DATE AND PLACE OF GC ACTION: 07/05/1932 Kingsbridge, Devon.
Emma Jane Townsend (1879-1965) was born in Leicester on 19th May 1879, the youngest of four children born to William Henry and Mary Townsend (nee Sturgess). Emma’s siblings were named William, George and Eliza. Their father was a master painter and had 11 employees working out of premises at 49 King Street in Leicester. The family were comfortably well off, and able to employ a servant. Emma, following school, became a nurse, and by the time of the 1901 Census, she was living in Bradford, Yorkshire, working in a local hospital.
In 1926, Emma decided to re-locate with her sister and moved to Portlemouth in South Devon, where she took a nursing position at South Hams Hospital at Kingsbridge. In early May 1932, a farmer, William George Jarvis Yeoman, who owned Little Sigdon Farm in Buckland Tout Saints, went beserk and killed his wife Olive, daughter Kathleen, and 15 month old son Alfred. His other son, William was in South Hams Hospital at the time suffering from a diseased leg. Mr Yeoman, following the murder of his wife and two of his children, then headed for the hospital.
Yeoman entered the hospital with a gun concealed under his overcoat. Nurse Ida Mary Croucher tried to stop him by catching hold of his coat, and as she was pulling he fired twice. Emma Townsend, who was not on duty, but visiting her sister, heard the cries of help from Nurse Croucher. She also attempted to stop Yeoman, and in the struggle she was struck over the head with the gun, causing a severe head wound.
Sadly, both Emma and Nurse Croucher’s attempts were in vain, as William Yeoman junior passed away two days later on the 9th May from his wounds. Emma who lost a good quantity of blood needed numerous stitches. William Yeoman Snr was arrested and accused of four murders and “wounding with intent to murder” Emma Townsend. He pleaded Not Guilty, and the jury returned a verdict of Guilty but Insane. He was thus detained for the rest of his life in a criminal lunatic asylum.
On 6th September 1932, Emma was announced in the London Gazette as the recipient of the Empire Gallantry Medal of the Civil Division. Eight years later, in September 1940, following the creation of the George Cross, all EGM holders including Emma were automatically entitled to exchange.
Emma, who never married, retired to Wimbledon, Surrey, where she died on 8th March 1965. Her final resting place is not known.

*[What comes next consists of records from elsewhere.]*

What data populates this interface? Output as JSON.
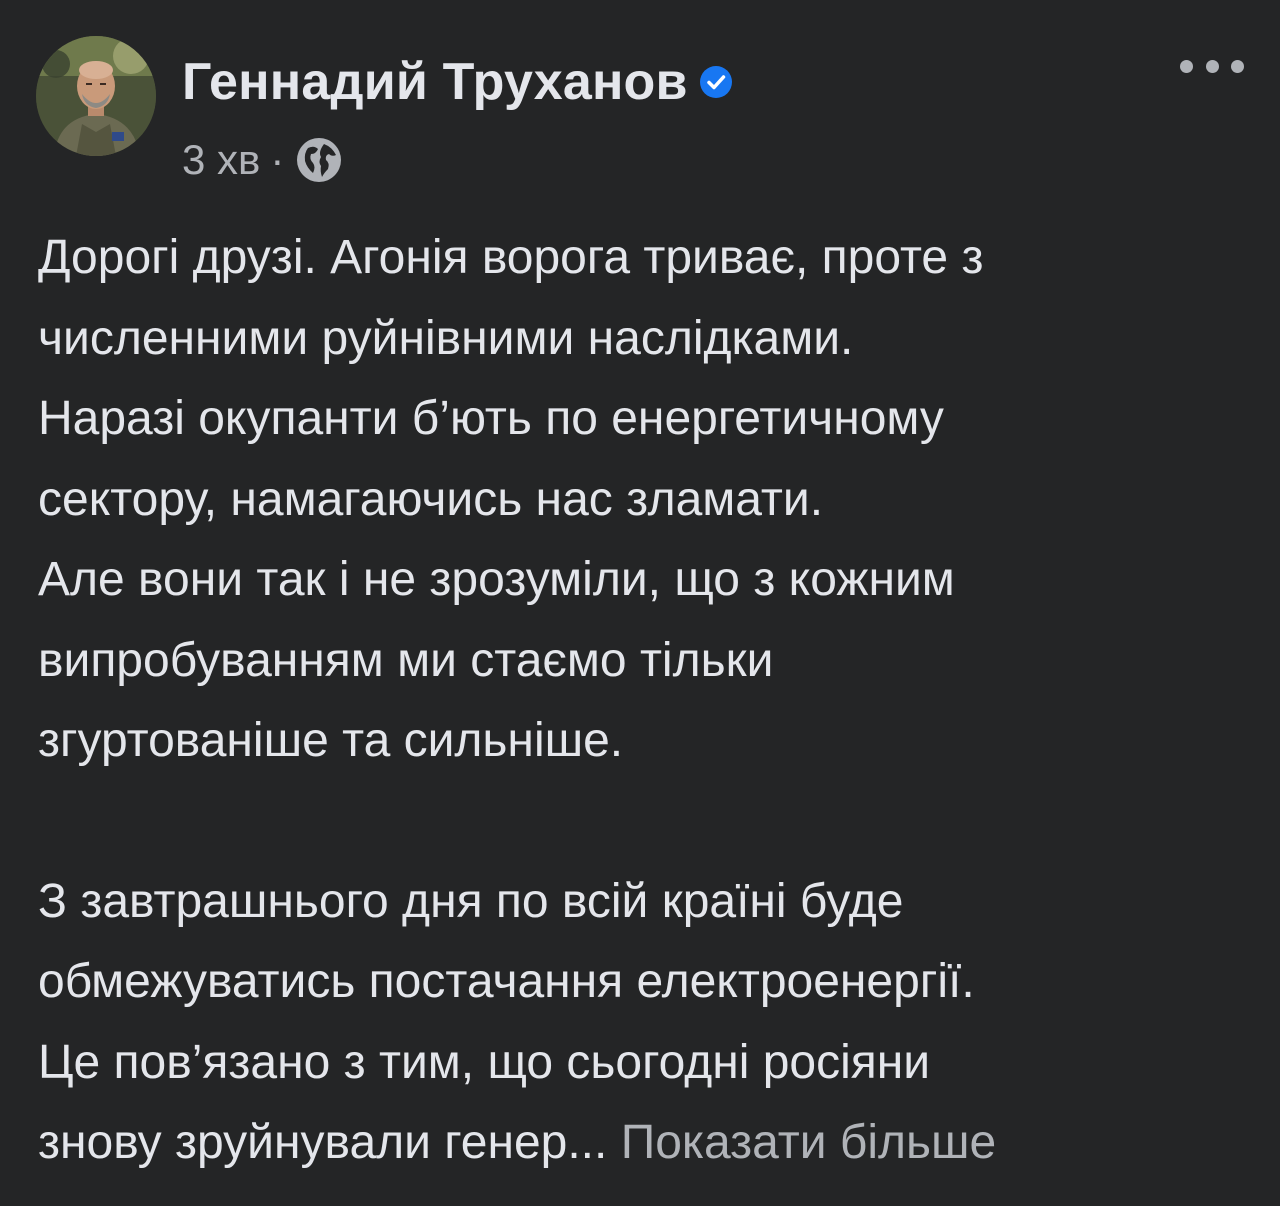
{
  "post": {
    "author_name": "Геннадий Труханов",
    "verified_icon": "verified-badge-icon",
    "timestamp": "3 хв",
    "separator": "·",
    "audience_icon": "globe-icon",
    "more_icon": "more-horizontal-icon",
    "paragraph1": [
      "Дорогі друзі. Агонія ворога триває, проте з",
      "численними руйнівними наслідками.",
      "Наразі окупанти б’ють по енергетичному",
      "сектору, намагаючись нас зламати.",
      "Але вони так і не зрозуміли, що з кожним",
      "випробуванням ми стаємо тільки",
      "згуртованіше та сильніше."
    ],
    "paragraph2": [
      "З завтрашнього дня по всій країні буде",
      "обмежуватись постачання електроенергії.",
      "Це пов’язано з тим, що сьогодні росіяни"
    ],
    "last_line_text": "знову зруйнували генер...",
    "see_more_label": "Показати більше"
  },
  "colors": {
    "background": "#242526",
    "primary_text": "#e4e6eb",
    "secondary_text": "#b0b3b8",
    "verified_blue": "#1877f2"
  }
}
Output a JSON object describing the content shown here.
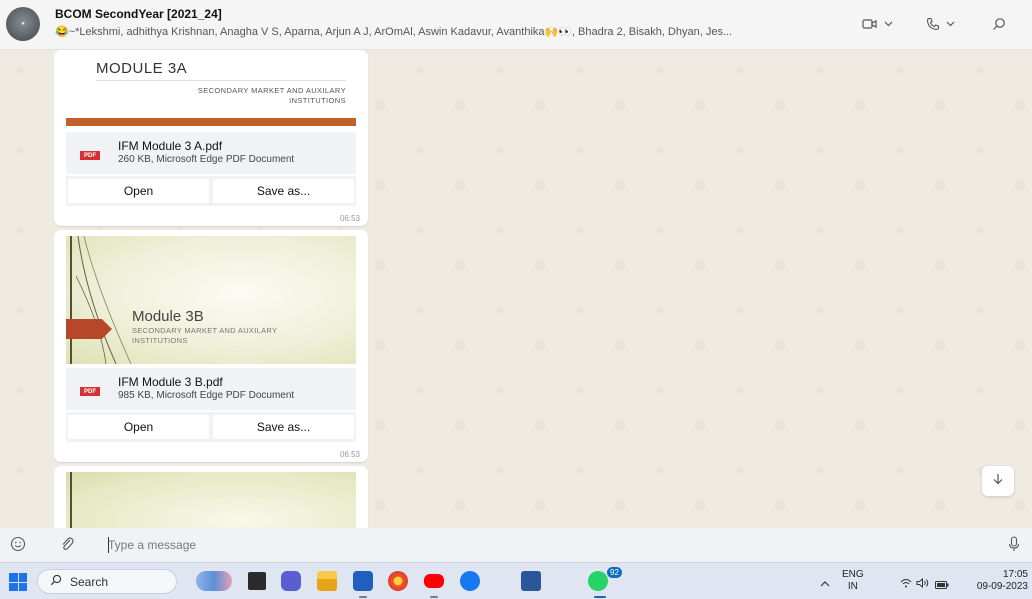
{
  "chat": {
    "title": "BCOM SecondYear [2021_24]",
    "members": "😂~*Lekshmi, adhithya Krishnan, Anagha V S, Aparna, Arjun A J, ArOmAl, Aswin Kadavur, Avanthika🙌👀, Bhadra 2, Bisakh, Dhyan, Jes..."
  },
  "messages": [
    {
      "preview_title": "MODULE 3A",
      "preview_subtitle": "SECONDARY MARKET AND AUXILARY INSTITUTIONS",
      "filename": "IFM Module 3 A.pdf",
      "meta": "260 KB, Microsoft Edge PDF Document",
      "open_label": "Open",
      "save_label": "Save as...",
      "time": "06:53"
    },
    {
      "preview_title": "Module 3B",
      "preview_subtitle": "SECONDARY MARKET AND AUXILARY INSTITUTIONS",
      "filename": "IFM Module 3 B.pdf",
      "meta": "985 KB, Microsoft Edge PDF Document",
      "open_label": "Open",
      "save_label": "Save as...",
      "time": "06:53"
    }
  ],
  "pdf_badge": "PDF",
  "composer": {
    "placeholder": "Type a message"
  },
  "taskbar": {
    "search_label": "Search",
    "whatsapp_badge": "92",
    "lang": "ENG",
    "region": "IN",
    "time": "17:05",
    "date": "09-09-2023"
  },
  "icons": {
    "header": [
      "video-call-icon",
      "voice-call-icon",
      "search-icon"
    ],
    "composer": [
      "emoji-icon",
      "attach-icon",
      "microphone-icon"
    ],
    "scroll": "arrow-down-icon"
  },
  "colors": {
    "accent_orange": "#c0612a",
    "pdf_red": "#d63131",
    "chat_bg": "#efeae2"
  }
}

Her GC and 1953 QEII Coronation Medal have been sold at auction at Christie’s on 23rd November 1965, Sotheby’s on 24th June 1970 and Spink’s in 1992 and are in private ownership.
LOCATION OF MEDAL: PRIVATELY HELD.
BURIAL PLACE: UNKNOWN - DIED IN WIMBLEDON, SURREY.
NO IMAGE AVAILABLE